[Supplied material Boundary: Start]

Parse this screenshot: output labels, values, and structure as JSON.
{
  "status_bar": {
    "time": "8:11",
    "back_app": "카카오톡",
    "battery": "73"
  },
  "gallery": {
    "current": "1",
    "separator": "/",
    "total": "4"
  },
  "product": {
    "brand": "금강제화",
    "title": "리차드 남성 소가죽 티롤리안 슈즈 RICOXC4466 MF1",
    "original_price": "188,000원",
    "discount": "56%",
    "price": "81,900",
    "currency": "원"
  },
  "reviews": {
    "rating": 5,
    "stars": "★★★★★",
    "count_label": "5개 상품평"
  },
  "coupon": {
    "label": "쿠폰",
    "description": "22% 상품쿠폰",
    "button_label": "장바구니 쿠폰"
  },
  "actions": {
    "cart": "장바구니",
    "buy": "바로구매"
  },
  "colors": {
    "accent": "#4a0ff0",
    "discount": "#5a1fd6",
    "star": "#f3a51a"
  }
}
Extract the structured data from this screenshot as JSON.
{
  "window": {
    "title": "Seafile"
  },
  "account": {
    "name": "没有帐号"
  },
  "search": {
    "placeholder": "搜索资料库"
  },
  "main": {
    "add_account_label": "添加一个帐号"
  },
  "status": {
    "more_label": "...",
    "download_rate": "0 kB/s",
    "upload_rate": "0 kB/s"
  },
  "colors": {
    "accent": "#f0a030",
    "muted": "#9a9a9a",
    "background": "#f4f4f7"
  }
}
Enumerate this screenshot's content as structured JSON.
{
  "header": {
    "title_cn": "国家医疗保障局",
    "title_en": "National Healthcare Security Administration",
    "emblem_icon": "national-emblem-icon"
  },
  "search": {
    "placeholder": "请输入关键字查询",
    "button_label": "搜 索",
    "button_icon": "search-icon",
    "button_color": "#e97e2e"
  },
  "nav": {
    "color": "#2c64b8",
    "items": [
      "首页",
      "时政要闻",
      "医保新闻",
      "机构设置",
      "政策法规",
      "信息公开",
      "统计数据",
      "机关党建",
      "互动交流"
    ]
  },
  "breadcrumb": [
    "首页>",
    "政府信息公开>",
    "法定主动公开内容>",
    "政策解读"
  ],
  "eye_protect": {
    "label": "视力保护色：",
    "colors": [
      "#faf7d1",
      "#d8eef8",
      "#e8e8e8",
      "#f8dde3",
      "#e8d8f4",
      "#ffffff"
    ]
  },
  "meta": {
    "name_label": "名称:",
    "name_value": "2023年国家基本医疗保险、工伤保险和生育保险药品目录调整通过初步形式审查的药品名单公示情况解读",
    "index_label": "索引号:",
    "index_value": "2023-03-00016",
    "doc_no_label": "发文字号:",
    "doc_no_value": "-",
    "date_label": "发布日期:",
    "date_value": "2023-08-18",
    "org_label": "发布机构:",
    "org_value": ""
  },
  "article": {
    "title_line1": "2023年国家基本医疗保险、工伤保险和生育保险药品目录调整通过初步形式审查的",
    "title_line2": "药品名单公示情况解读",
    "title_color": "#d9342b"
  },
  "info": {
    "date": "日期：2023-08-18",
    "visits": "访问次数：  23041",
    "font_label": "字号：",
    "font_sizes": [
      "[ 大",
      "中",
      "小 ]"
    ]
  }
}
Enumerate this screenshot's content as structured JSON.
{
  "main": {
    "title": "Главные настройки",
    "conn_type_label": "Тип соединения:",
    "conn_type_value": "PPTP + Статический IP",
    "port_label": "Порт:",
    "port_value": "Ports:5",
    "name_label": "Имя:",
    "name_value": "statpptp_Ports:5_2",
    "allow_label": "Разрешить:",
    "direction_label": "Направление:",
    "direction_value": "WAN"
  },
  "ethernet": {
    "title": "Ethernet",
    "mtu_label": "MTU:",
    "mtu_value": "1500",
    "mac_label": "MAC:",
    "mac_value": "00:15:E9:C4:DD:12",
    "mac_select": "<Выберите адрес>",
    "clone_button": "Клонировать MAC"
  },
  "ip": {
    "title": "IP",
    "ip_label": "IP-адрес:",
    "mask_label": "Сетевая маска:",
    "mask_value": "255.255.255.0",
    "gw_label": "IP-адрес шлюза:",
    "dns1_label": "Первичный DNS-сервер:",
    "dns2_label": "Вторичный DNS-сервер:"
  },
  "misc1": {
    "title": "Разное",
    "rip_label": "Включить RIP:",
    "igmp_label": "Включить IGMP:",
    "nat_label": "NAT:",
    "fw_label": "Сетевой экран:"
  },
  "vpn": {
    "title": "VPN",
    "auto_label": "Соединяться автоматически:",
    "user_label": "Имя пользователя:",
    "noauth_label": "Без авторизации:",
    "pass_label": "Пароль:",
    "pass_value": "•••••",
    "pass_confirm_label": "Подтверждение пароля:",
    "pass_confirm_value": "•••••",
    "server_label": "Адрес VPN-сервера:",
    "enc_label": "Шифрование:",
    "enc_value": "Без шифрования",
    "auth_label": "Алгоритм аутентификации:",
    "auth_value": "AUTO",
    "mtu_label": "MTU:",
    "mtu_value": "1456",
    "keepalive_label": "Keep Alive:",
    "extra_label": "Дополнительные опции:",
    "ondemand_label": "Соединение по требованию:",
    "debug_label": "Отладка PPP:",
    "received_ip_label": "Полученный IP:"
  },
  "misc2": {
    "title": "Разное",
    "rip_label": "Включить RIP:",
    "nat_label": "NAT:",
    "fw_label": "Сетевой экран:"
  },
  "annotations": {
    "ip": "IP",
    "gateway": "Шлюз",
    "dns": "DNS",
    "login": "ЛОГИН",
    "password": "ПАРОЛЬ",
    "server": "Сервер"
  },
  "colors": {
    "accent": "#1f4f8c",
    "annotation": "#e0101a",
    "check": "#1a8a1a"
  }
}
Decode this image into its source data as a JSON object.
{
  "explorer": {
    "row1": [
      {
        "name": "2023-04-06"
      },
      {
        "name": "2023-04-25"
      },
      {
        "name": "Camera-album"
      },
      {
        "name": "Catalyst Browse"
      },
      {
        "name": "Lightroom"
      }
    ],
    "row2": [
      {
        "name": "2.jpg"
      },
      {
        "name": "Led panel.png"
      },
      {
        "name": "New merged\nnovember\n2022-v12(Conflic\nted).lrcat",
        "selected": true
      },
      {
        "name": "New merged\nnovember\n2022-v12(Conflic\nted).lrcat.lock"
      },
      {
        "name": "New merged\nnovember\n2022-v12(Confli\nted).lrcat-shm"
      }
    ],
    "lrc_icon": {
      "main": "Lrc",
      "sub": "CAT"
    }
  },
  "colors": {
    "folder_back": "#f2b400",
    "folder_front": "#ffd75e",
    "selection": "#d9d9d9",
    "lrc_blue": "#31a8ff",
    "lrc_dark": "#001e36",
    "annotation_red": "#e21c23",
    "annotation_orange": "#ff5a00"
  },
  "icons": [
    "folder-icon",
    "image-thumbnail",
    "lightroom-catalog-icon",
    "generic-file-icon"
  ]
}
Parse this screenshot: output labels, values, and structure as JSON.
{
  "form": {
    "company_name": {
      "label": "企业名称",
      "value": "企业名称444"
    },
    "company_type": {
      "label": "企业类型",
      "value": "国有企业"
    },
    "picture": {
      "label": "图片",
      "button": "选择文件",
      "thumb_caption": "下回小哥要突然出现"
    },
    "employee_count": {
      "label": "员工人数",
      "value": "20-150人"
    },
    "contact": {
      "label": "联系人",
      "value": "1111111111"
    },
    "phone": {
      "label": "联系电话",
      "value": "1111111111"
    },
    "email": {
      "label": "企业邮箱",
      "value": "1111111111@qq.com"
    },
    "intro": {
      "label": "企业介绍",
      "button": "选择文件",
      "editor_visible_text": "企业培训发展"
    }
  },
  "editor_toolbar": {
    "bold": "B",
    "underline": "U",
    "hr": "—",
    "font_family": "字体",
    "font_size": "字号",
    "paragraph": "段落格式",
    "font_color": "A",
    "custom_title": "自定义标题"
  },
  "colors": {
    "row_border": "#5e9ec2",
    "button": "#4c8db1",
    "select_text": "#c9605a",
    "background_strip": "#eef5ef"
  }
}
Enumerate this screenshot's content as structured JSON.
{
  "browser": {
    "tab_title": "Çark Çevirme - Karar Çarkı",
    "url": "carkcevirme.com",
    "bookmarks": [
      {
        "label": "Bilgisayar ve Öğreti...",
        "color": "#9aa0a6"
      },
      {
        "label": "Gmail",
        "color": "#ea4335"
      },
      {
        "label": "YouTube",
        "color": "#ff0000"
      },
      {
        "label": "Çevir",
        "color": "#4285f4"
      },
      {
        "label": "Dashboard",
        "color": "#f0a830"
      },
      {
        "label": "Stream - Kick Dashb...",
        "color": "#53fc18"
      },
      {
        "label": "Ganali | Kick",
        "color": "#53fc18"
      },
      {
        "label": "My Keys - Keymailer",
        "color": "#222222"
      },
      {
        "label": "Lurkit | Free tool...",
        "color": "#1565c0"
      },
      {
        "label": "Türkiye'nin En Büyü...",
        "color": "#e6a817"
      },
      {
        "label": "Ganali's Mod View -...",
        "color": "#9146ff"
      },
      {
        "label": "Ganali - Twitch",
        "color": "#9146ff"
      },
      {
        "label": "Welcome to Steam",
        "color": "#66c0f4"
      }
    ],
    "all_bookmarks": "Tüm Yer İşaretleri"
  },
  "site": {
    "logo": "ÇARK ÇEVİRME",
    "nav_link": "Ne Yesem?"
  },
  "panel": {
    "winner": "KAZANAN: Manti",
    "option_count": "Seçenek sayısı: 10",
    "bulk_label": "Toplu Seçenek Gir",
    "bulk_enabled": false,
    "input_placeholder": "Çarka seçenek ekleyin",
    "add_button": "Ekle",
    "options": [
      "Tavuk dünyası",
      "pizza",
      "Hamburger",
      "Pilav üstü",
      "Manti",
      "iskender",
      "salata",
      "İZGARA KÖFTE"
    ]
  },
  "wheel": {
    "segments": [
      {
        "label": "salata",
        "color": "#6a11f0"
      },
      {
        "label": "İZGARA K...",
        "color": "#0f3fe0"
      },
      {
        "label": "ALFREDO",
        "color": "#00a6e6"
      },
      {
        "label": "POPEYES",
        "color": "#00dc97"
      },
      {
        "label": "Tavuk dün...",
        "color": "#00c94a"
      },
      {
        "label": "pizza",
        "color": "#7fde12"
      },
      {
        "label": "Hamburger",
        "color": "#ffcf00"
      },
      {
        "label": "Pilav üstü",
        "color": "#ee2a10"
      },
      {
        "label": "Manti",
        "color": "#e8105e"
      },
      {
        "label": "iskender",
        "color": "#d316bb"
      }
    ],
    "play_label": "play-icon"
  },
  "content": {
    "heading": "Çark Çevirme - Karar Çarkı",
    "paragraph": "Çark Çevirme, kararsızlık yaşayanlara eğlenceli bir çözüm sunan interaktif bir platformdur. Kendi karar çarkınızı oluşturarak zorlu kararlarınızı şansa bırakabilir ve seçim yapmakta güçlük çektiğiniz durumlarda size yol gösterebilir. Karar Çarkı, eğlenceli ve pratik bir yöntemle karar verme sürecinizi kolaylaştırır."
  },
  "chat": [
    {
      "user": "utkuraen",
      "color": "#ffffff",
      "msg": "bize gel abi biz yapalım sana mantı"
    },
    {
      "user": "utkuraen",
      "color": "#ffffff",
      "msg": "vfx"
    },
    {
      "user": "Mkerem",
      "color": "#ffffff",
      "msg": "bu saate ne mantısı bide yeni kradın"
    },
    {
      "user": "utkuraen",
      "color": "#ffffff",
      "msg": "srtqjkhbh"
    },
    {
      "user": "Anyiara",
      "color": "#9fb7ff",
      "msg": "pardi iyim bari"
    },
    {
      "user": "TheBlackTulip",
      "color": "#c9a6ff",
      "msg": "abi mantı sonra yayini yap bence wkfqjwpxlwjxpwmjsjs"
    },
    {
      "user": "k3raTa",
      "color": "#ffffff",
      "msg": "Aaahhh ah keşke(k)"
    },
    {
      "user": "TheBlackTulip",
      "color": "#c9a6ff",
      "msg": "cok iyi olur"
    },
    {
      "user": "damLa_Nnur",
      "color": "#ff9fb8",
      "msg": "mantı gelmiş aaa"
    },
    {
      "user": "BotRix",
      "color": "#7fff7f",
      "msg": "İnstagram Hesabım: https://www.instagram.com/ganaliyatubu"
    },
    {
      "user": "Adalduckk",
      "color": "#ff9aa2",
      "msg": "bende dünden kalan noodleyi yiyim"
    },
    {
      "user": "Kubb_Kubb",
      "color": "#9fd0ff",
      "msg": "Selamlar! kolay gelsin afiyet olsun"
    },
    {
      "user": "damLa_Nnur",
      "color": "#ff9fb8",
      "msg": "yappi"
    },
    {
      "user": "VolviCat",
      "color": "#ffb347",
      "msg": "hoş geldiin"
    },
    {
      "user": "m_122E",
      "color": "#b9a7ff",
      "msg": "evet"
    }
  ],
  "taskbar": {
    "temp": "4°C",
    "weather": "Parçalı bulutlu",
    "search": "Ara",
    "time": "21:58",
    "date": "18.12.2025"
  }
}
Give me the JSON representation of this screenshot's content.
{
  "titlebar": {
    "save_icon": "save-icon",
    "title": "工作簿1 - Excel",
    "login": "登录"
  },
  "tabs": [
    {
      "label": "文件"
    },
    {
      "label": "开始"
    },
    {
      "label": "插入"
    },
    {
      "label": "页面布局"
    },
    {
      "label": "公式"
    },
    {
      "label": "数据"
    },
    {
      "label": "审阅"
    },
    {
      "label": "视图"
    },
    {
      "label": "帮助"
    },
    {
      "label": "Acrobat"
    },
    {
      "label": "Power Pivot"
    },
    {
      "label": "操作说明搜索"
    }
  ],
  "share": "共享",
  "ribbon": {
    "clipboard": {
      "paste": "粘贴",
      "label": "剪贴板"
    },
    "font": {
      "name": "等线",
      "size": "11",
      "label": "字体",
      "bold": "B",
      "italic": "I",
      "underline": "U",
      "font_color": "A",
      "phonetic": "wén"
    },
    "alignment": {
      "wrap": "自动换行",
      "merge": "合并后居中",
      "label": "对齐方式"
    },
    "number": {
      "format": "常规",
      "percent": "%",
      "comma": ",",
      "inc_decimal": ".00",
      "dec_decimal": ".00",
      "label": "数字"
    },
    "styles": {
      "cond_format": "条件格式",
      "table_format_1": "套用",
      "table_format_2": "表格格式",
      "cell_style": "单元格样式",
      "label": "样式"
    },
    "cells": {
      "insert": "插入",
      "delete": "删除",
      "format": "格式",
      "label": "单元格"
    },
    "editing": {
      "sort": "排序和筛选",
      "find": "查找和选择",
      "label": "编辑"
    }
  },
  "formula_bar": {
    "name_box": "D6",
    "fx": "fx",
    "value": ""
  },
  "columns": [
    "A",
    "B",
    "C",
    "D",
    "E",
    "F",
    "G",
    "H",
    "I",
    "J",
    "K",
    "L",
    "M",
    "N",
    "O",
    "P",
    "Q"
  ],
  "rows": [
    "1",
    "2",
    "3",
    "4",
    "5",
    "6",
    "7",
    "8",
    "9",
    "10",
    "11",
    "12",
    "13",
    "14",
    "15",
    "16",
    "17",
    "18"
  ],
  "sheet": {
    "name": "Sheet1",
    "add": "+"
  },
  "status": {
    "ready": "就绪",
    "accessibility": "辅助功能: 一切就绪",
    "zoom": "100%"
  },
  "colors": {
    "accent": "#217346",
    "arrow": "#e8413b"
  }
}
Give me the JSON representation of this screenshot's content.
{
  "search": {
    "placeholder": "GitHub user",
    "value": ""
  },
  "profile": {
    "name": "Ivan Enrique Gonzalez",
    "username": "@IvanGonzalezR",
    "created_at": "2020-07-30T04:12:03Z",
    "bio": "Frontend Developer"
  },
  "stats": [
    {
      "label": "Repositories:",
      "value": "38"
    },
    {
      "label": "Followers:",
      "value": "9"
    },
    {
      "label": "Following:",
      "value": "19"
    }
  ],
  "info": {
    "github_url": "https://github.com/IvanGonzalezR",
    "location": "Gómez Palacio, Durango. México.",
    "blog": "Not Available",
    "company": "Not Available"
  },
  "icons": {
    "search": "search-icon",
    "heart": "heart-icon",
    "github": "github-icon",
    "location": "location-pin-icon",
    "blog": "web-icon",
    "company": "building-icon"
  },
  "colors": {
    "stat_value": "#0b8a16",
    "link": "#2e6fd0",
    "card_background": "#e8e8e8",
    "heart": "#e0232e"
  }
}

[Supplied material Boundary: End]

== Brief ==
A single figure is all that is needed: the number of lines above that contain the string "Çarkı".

== Result ==
3